Understand the client’s world and feelings, put yourself in the client’s shoes. Express that understanding.
Know you are with him/her
Think about the client
Get the best help possible
The counsellor may
So that the client can
Develop her/his own thinking
Hear her/his thoughts and know she/he is understood.
Ask the client to try new behaviour in the counselling session
Release blocking emotion such as. unexpressed anger or sadness.
Counsellors should not
This will make the client
Dwell on their own difficulties
Solve the problem for the client
Dependant or hostile
Belittle the clients’ concern
Withdraw or attack
Avoid painful areas
How does counselling work?
I assume that all humans have immense potential and are intrinsically intelligent, powerful, co-operative, zestful and loving. Unfortunately, this basic nature is often obscured as we grow older.
Our nature is such that we are easily hurt and when hurting our thinking process shuts down. When we act without thinking, the consequences often cause further hurts (distress) which reduce our capacity to think in the situation still further. We then behave in a rigid, stereotyped way every time we experience a situation that reminds us enough of the original situation in which we were hurt. This complex process develops rigid (patterned) responses to situations rather than a flexible appropriate response.

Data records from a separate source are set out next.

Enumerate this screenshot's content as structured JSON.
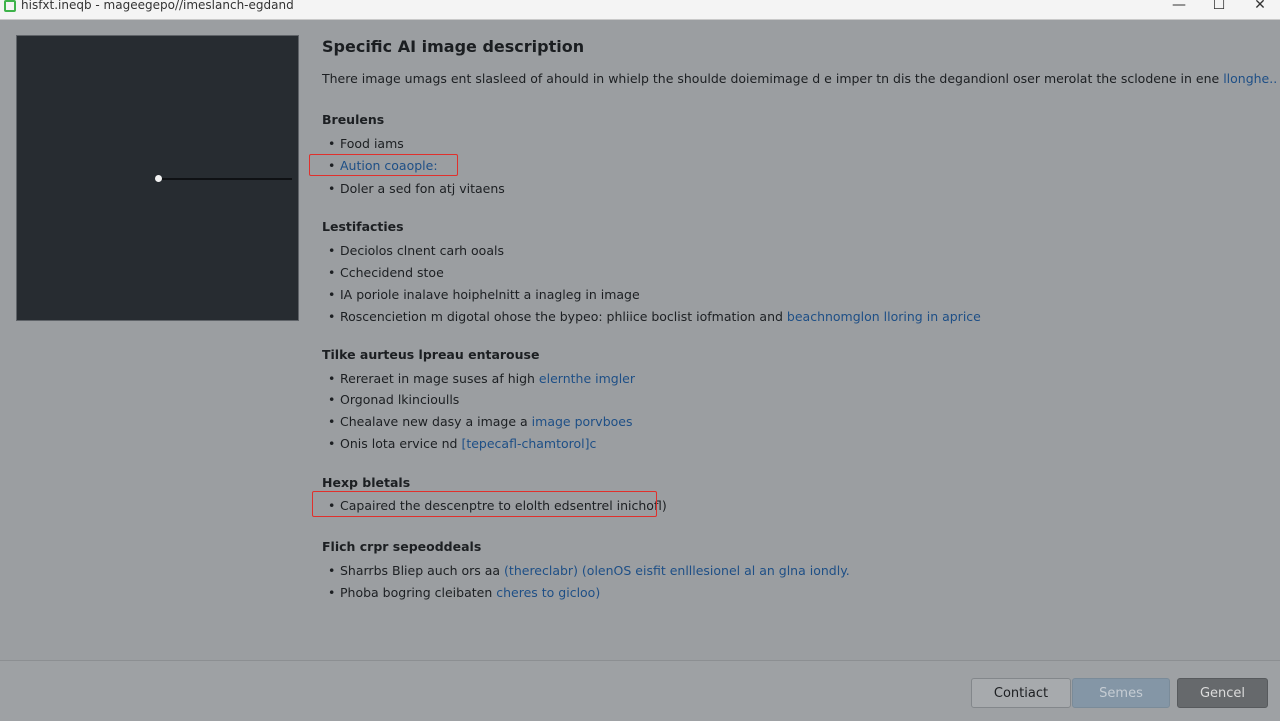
{
  "window": {
    "title": "hisfxt.ineqb - mageegepo//imeslanch-egdand",
    "minimize": "—",
    "maximize": "☐",
    "close": "✕"
  },
  "main": {
    "title": "Specific AI image description",
    "intro_text": "There image umags ent slasleed of ahould in whielp the shoulde doiemimage d e imper tn dis the degandionl oser merolat the sclodene in ene ",
    "intro_link": "llonghe.."
  },
  "sections": [
    {
      "heading": "Breulens",
      "items": [
        {
          "text": "Food iams",
          "link": ""
        },
        {
          "text": "Aution coaople:",
          "link": "",
          "highlighted": true
        },
        {
          "text": "Doler a sed fon atj vitaens",
          "link": ""
        }
      ]
    },
    {
      "heading": "Lestifacties",
      "items": [
        {
          "text": "Deciolos clnent carh ooals",
          "link": ""
        },
        {
          "text": "Cchecidend stoe",
          "link": ""
        },
        {
          "text": "IA poriole inalave hoiphelnitt a inagleg in image",
          "link": ""
        },
        {
          "text": "Roscencietion m digotal ohose the bypeo: phliice boclist iofmation and ",
          "link": "beachnomglon lloring in aprice"
        }
      ]
    },
    {
      "heading": "Tilke aurteus lpreau entarouse",
      "items": [
        {
          "text": "Rereraet in mage suses af high ",
          "link": "elernthe imgler"
        },
        {
          "text": "Orgonad lkincioulls",
          "link": ""
        },
        {
          "text": "Chealave new dasy a image a ",
          "link": "image porvboes"
        },
        {
          "text": "Onis lota ervice nd ",
          "link": "[tepecafl-chamtorol]c"
        }
      ]
    },
    {
      "heading": "Hexp bletals",
      "items": [
        {
          "text": "Capaired the descenptre to elolth edsentrel inichofl)",
          "link": "",
          "highlighted": true
        }
      ]
    },
    {
      "heading": "Flich crpr sepeoddeals",
      "items": [
        {
          "text": "Sharrbs Bliep auch ors aa ",
          "link": "(thereclabr)  (olenOS eisfit enlllesionel al an glna iondly."
        },
        {
          "text": "Phoba bogring cleibaten ",
          "link": "cheres to gicloo)"
        }
      ]
    }
  ],
  "footer": {
    "contact_label": "Contiact",
    "send_label": "Semes",
    "cancel_label": "Gencel"
  },
  "colors": {
    "accent_link": "#1e4f86",
    "highlight_border": "#e0302c",
    "app_icon": "#3eb34a"
  }
}
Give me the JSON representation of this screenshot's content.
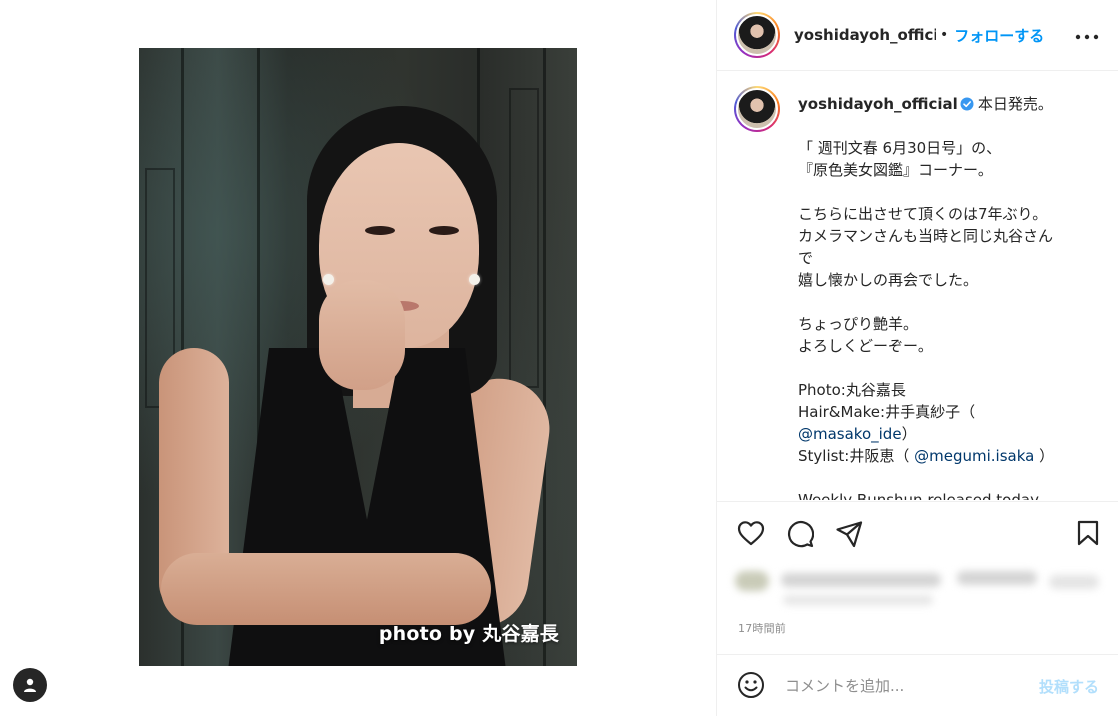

Fortunately, we had highly effective mechanisms for discharging our hurts and thus recovering our ability to think in any situation. A child that is experiencing, or has experienced hurt, will typically find someone, often an adult, and get this person to pay attention to him/her. The child will then talk actively, laugh, sweat, shake, have a tantrum (storm), cry or yawn. If the adult can stay in touch with the child, perhaps offer a warm hug or hold a hand, the child will discharge the painful emotion exhaustively and then go back to playing etc. quite freely and with no rigidities installed by the hurtful experience.
The above describes the counselling process in its natural state. Unfortunately most adults have had their discharge processes thoroughly interfered with in their childhood so will suppress the exhaustive discharge required because it disturbs them. Children quickly learn that discharging painful emotion is punished and learn further rigid ways of controlling their feelings, when discharging them would be helpful.
In the counselling process the counsellor provides the love, safety and attention necessary for the client to feel her/his feelings and discharge them. The feelings that condition behaviour in rigid patterns may arise from present hurts or past hurts. It is necessary for the counsellor to examine many ways to identify and outwit the client’s patterns, including the control patterns, so they can discharge.
Isolation is a component in almost all hurts so simple, warm, attentive listening is often enough. Where it is not, the counsellor has to listen well enough to understand where the client is hurting. Then he or she must think how to show to the client that the rigid injunctions he/she feels are distress not reality and do so. An example could be a client whose hurt is about being accommodating and being exploited who says “I have to put up with it, I am lucky to have a job”. The counsellor might ask the client to stand proudly and say in a confident tone “I am NOT going to be a victim ever again”. S/he would find this difficult to say and would laugh, cry, sweat and perhaps get angry trying to do so. This would, when persisted in, discharge the hurts that installed the victim pattern in the first place. Following discharge, the client can think clearly about the painful experiences and decide what to do freely without the compulsion of the “victim” pattern.
There are literally hundreds of techniques like the above to deal with particular distresses.
What are the implications for organisations?
Staggering! Most of the problems of organisations require people to work together to solve them. Listening is the key skill required. Counselling training is the best way to get people to appreciate the value of listening and want to listen well.
Organisational performance depends on the quality of the thinking of staff at all levels. Counselling enhances the ability of the client to think and his/her willingness to act powerfully.
These skills are vital to get the best from people and therefore for all managers.